?How long can we remain silent spectators in the face of such neglect, particularly when the population at risk is so big in number?? asked Prasada Rao, Director, UNAIDS Regional Support Team in Asia. ?Male to male sex is being treated as if it does not exist. The reality is male to male sex occurs in all countries and cultures.?
Aiming to strengthen sub-regional and national networks, and communities of MSM and their organizations, particularly those with fewer resources and within disproportionately adversely affected communities, ACPOM will also identify and facilitate the provision of technical assistance, as well as convene governments, researchers, donors and civil society organizations to collaborate in initiating or expanding comprehensive responses to prevent and treat HIV, improve sexual health, and reduce stigma and discrimination in Asia and the Pacific.

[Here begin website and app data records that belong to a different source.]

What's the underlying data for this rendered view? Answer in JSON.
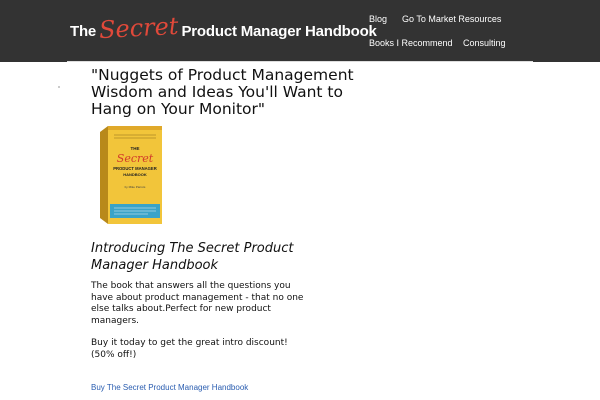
{
  "header": {
    "logo": {
      "pre": "The",
      "accent": "Secret",
      "post": "Product Manager Handbook"
    },
    "nav": [
      "Blog",
      "Go To Market Resources",
      "Books I Recommend",
      "Consulting"
    ]
  },
  "main": {
    "headline": "\"Nuggets of Product Management Wisdom and Ideas You'll Want to Hang on Your Monitor\"",
    "book_cover": {
      "title_line1": "THE",
      "title_accent": "Secret",
      "title_line2": "PRODUCT MANAGER",
      "title_line3": "HANDBOOK",
      "author": "by Mike Parrots"
    },
    "subheading": "Introducing The Secret Product Manager Handbook",
    "description": "The book that answers all the questions you have about product management - that no one else talks about.Perfect for new product managers.",
    "promo": "Buy it today to get the great intro discount! (50% off!)",
    "buy_link": "Buy The Secret Product Manager Handbook"
  },
  "colors": {
    "header_bg": "#333333",
    "accent_red": "#e0493a",
    "link_blue": "#2a5db0",
    "book_yellow": "#f2c53a"
  }
}
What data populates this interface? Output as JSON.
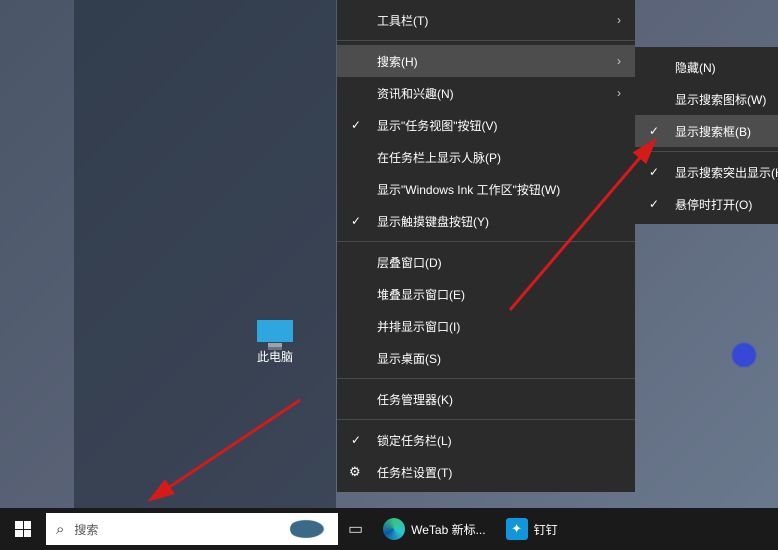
{
  "desktop": {
    "this_pc_label": "此电脑"
  },
  "context_menu": {
    "items": [
      {
        "label": "工具栏(T)",
        "hasSubmenu": true
      },
      {
        "label": "搜索(H)",
        "hasSubmenu": true,
        "highlighted": true
      },
      {
        "label": "资讯和兴趣(N)",
        "hasSubmenu": true
      },
      {
        "label": "显示\"任务视图\"按钮(V)",
        "checked": true
      },
      {
        "label": "在任务栏上显示人脉(P)"
      },
      {
        "label": "显示\"Windows Ink 工作区\"按钮(W)"
      },
      {
        "label": "显示触摸键盘按钮(Y)",
        "checked": true
      },
      {
        "label": "层叠窗口(D)"
      },
      {
        "label": "堆叠显示窗口(E)"
      },
      {
        "label": "并排显示窗口(I)"
      },
      {
        "label": "显示桌面(S)"
      },
      {
        "label": "任务管理器(K)"
      },
      {
        "label": "锁定任务栏(L)",
        "checked": true
      },
      {
        "label": "任务栏设置(T)",
        "gear": true
      }
    ]
  },
  "search_submenu": {
    "items": [
      {
        "label": "隐藏(N)"
      },
      {
        "label": "显示搜索图标(W)"
      },
      {
        "label": "显示搜索框(B)",
        "checked": true,
        "highlighted": true
      },
      {
        "label": "显示搜索突出显示(H)",
        "checked": true
      },
      {
        "label": "悬停时打开(O)",
        "checked": true
      }
    ]
  },
  "taskbar": {
    "search_placeholder": "搜索",
    "apps": [
      {
        "name": "task-view",
        "label": ""
      },
      {
        "name": "edge",
        "label": "WeTab 新标..."
      },
      {
        "name": "dingtalk",
        "label": "钉钉"
      }
    ]
  },
  "colors": {
    "menu_bg": "#2b2b2b",
    "menu_hover": "#4d4d4d",
    "taskbar_bg": "#1a1a1a",
    "accent_blue": "#0078d4",
    "dingtalk_blue": "#1296db",
    "annotation_red": "#d61a1a"
  }
}
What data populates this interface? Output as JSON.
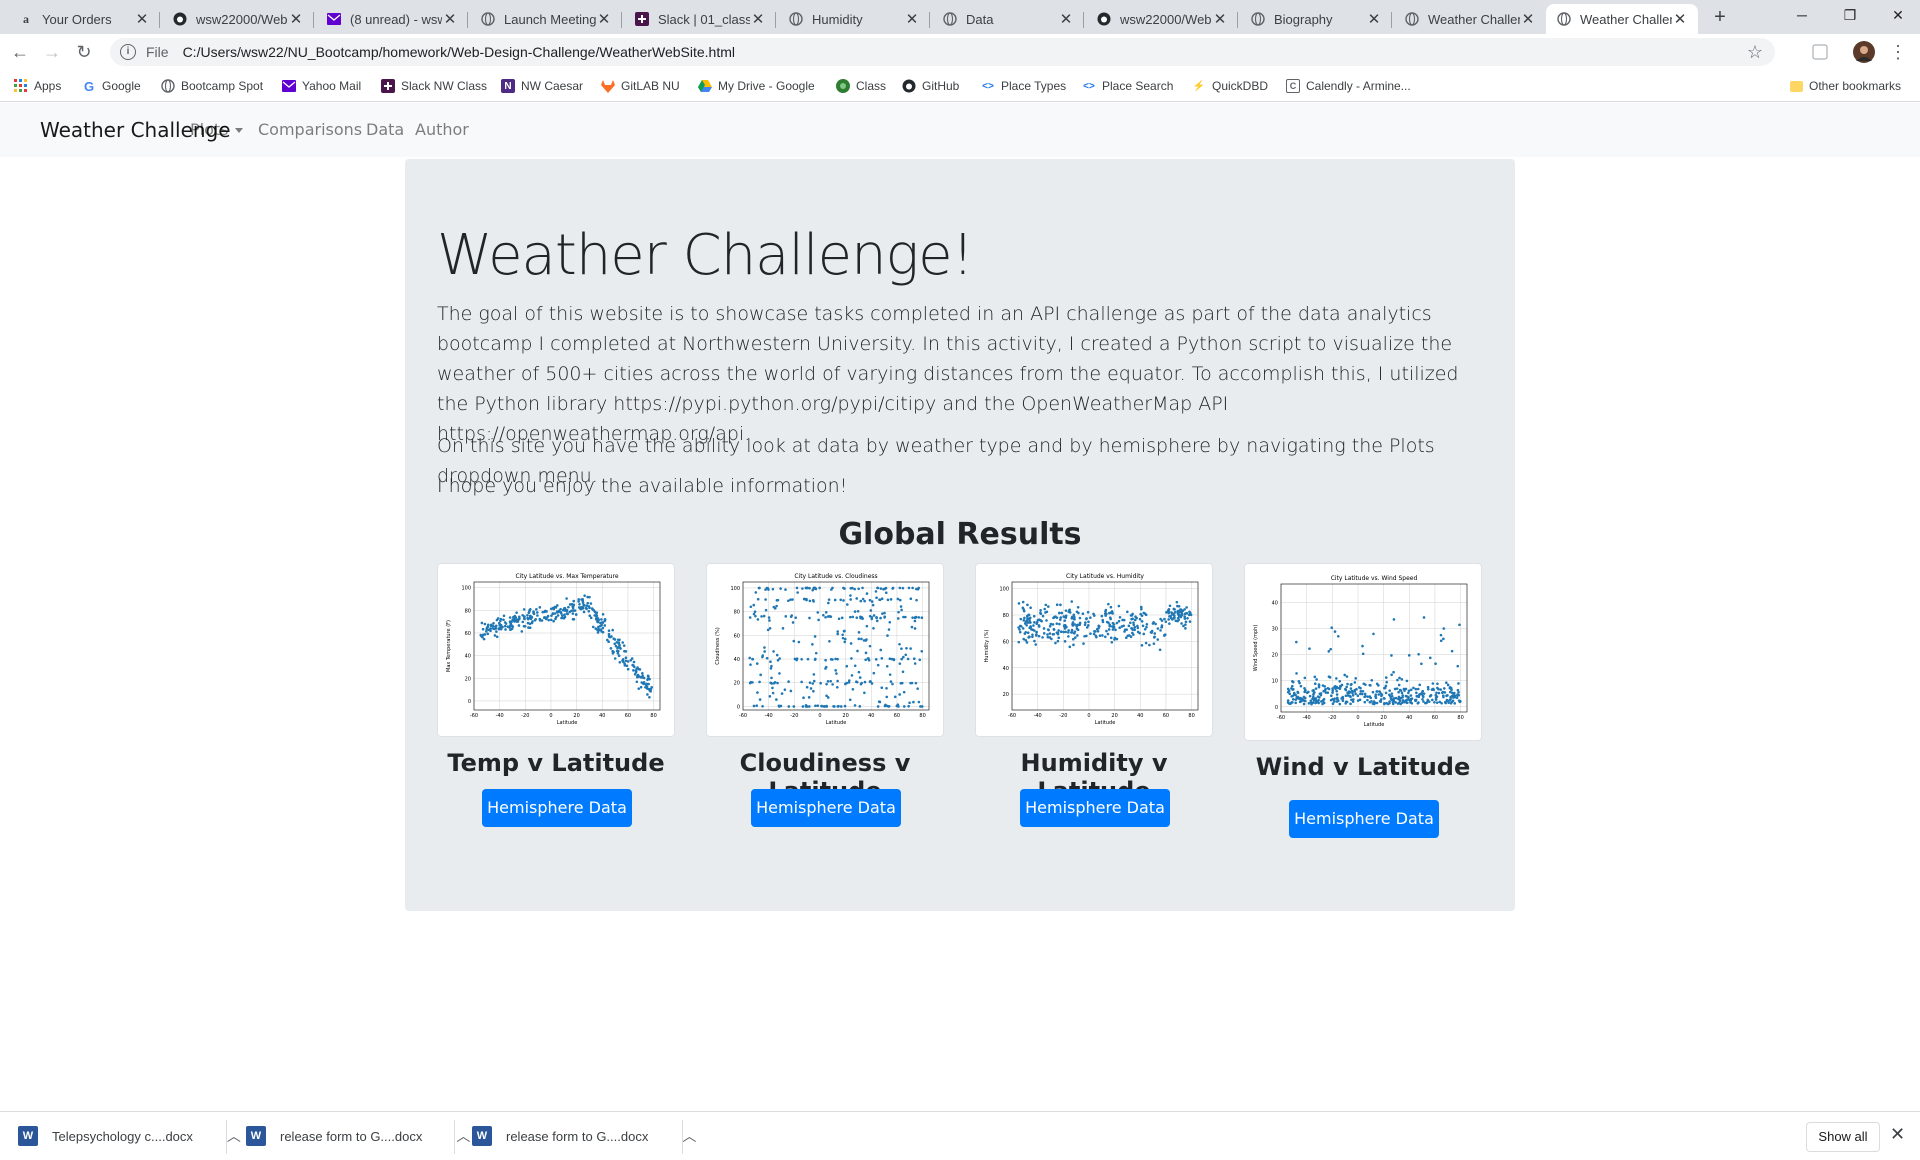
{
  "browser": {
    "tabs": [
      {
        "title": "Your Orders",
        "icon": "amazon-icon"
      },
      {
        "title": "wsw22000/Web-",
        "icon": "github-icon"
      },
      {
        "title": "(8 unread) - wsw",
        "icon": "yahoo-mail-icon"
      },
      {
        "title": "Launch Meeting",
        "icon": "globe-icon"
      },
      {
        "title": "Slack | 01_class_a",
        "icon": "slack-icon"
      },
      {
        "title": "Humidity",
        "icon": "globe-icon"
      },
      {
        "title": "Data",
        "icon": "globe-icon"
      },
      {
        "title": "wsw22000/Web-",
        "icon": "github-icon"
      },
      {
        "title": "Biography",
        "icon": "globe-icon"
      },
      {
        "title": "Weather Challen",
        "icon": "globe-icon"
      },
      {
        "title": "Weather Challen",
        "icon": "globe-icon"
      }
    ],
    "new_tab": "+",
    "address_scheme": "File",
    "address_url": "C:/Users/wsw22/NU_Bootcamp/homework/Web-Design-Challenge/WeatherWebSite.html",
    "bookmarks": [
      {
        "label": "Apps",
        "icon": "apps-grid-icon"
      },
      {
        "label": "Google",
        "icon": "google-icon"
      },
      {
        "label": "Bootcamp Spot",
        "icon": "globe-icon"
      },
      {
        "label": "Yahoo Mail",
        "icon": "yahoo-mail-icon"
      },
      {
        "label": "Slack NW Class",
        "icon": "slack-icon"
      },
      {
        "label": "NW Caesar",
        "icon": "northwestern-icon"
      },
      {
        "label": "GitLAB NU",
        "icon": "gitlab-icon"
      },
      {
        "label": "My Drive - Google",
        "icon": "google-drive-icon"
      },
      {
        "label": "Class",
        "icon": "class-icon"
      },
      {
        "label": "GitHub",
        "icon": "github-icon"
      },
      {
        "label": "Place Types",
        "icon": "code-icon"
      },
      {
        "label": "Place Search",
        "icon": "code-icon"
      },
      {
        "label": "QuickDBD",
        "icon": "lightning-icon"
      },
      {
        "label": "Calendly - Armine...",
        "icon": "calendly-icon"
      }
    ],
    "other_bookmarks": "Other bookmarks"
  },
  "site": {
    "brand": "Weather Challenge",
    "nav": {
      "plots": "Plots",
      "comparisons": "Comparisons",
      "data": "Data",
      "author": "Author"
    },
    "heading": "Weather Challenge!",
    "intro": "The goal of this website is to showcase tasks completed in an API challenge as part of the data analytics bootcamp I completed at Northwestern University. In this activity, I created a Python script to visualize the weather of 500+ cities across the world of varying distances from the equator. To accomplish this, I utilized the Python library https://pypi.python.org/pypi/citipy and the OpenWeatherMap API https://openweathermap.org/api.",
    "para2": "On this site you have the ability look at data by weather type and by hemisphere by navigating the Plots dropdown menu.",
    "para3": "I hope you enjoy the available information!",
    "section_title": "Global Results",
    "button_label": "Hemisphere Data",
    "cards": [
      {
        "title": "Temp v Latitude",
        "plot_title": "City Latitude vs. Max Temperature",
        "ylabel": "Max Temperature (F)",
        "xlabel": "Latitude"
      },
      {
        "title": "Cloudiness v Latitude",
        "plot_title": "City Latitude vs. Cloudiness",
        "ylabel": "Cloudiness (%)",
        "xlabel": "Latitude"
      },
      {
        "title": "Humidity v Latitude",
        "plot_title": "City Latitude vs. Humidity",
        "ylabel": "Humidity (%)",
        "xlabel": "Latitude"
      },
      {
        "title": "Wind v Latitude",
        "plot_title": "City Latitude vs. Wind Speed",
        "ylabel": "Wind Speed (mph)",
        "xlabel": "Latitude"
      }
    ]
  },
  "downloads": {
    "items": [
      "Telepsychology c....docx",
      "release form to G....docx",
      "release form to G....docx"
    ],
    "show_all": "Show all"
  },
  "chart_data": [
    {
      "type": "scatter",
      "title": "City Latitude vs. Max Temperature",
      "xlabel": "Latitude",
      "ylabel": "Max Temperature (F)",
      "xticks": [
        -60,
        -40,
        -20,
        0,
        20,
        40,
        60,
        80
      ],
      "yticks": [
        0,
        20,
        40,
        60,
        80,
        100
      ],
      "xlim": [
        -60,
        85
      ],
      "ylim": [
        -8,
        105
      ],
      "grid": true,
      "shape": "temp"
    },
    {
      "type": "scatter",
      "title": "City Latitude vs. Cloudiness",
      "xlabel": "Latitude",
      "ylabel": "Cloudiness (%)",
      "xticks": [
        -60,
        -40,
        -20,
        0,
        20,
        40,
        60,
        80
      ],
      "yticks": [
        0,
        20,
        40,
        60,
        80,
        100
      ],
      "xlim": [
        -60,
        85
      ],
      "ylim": [
        -3,
        105
      ],
      "grid": true,
      "shape": "cloud"
    },
    {
      "type": "scatter",
      "title": "City Latitude vs. Humidity",
      "xlabel": "Latitude",
      "ylabel": "Humidity (%)",
      "xticks": [
        -60,
        -40,
        -20,
        0,
        20,
        40,
        60,
        80
      ],
      "yticks": [
        20,
        40,
        60,
        80,
        100
      ],
      "xlim": [
        -60,
        85
      ],
      "ylim": [
        8,
        105
      ],
      "grid": true,
      "shape": "humid"
    },
    {
      "type": "scatter",
      "title": "City Latitude vs. Wind Speed",
      "xlabel": "Latitude",
      "ylabel": "Wind Speed (mph)",
      "xticks": [
        -60,
        -40,
        -20,
        0,
        20,
        40,
        60,
        80
      ],
      "yticks": [
        0,
        10,
        20,
        30,
        40
      ],
      "xlim": [
        -60,
        85
      ],
      "ylim": [
        -2,
        47
      ],
      "grid": true,
      "shape": "wind"
    }
  ]
}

?We can only truly address the challenge of HIV, as well as confront stigma, discrimination, violence and social exclusion of MSM and transgenders, if we all work together in our collective, region wide struggle to reduce the personal, medical and social burden of HIV our communities and societies face,? stated Shivananda Khan, APCOM interim Chair and CEO of Naz Foundation International.
Opened to regional and sub-regional networks, as well as national networks and individual organizations, APCOM will be governed by a 19-member Governing Board comprised of community representatives from 7 sub-regions of Asia Pacific, including the Pacific (including New Zealand), South Asia (including Mongolia and excluding India), Greater Mekong (GMS), South East Asia (excluding GMS), Developed Asia (Japan, South Korea, Singapore, Taiwan, Hong Kong and Australia), China and India. In addition, the board will consist of representatives from the transgender community, government sector, donors and a communication advisor. UNAIDS, UNDP and UNESCO will support APCOM as technical advisors.
APCOM is a direct outcome of the Male Sexual Health and HIV in Asia and the Pacific International Consultation held in New Delhi in late 2006. This 3-day consultation brought together community members, government officials, policy makers and researchers to provide an opportunity to inform and develop strategic advocacy initiatives on key policy issues concerning MSM and the transgender community.
The International Humanist Institute for Cooperation with Developing Countries (HIVOS) and UNAIDS have provided initial support for APCOM.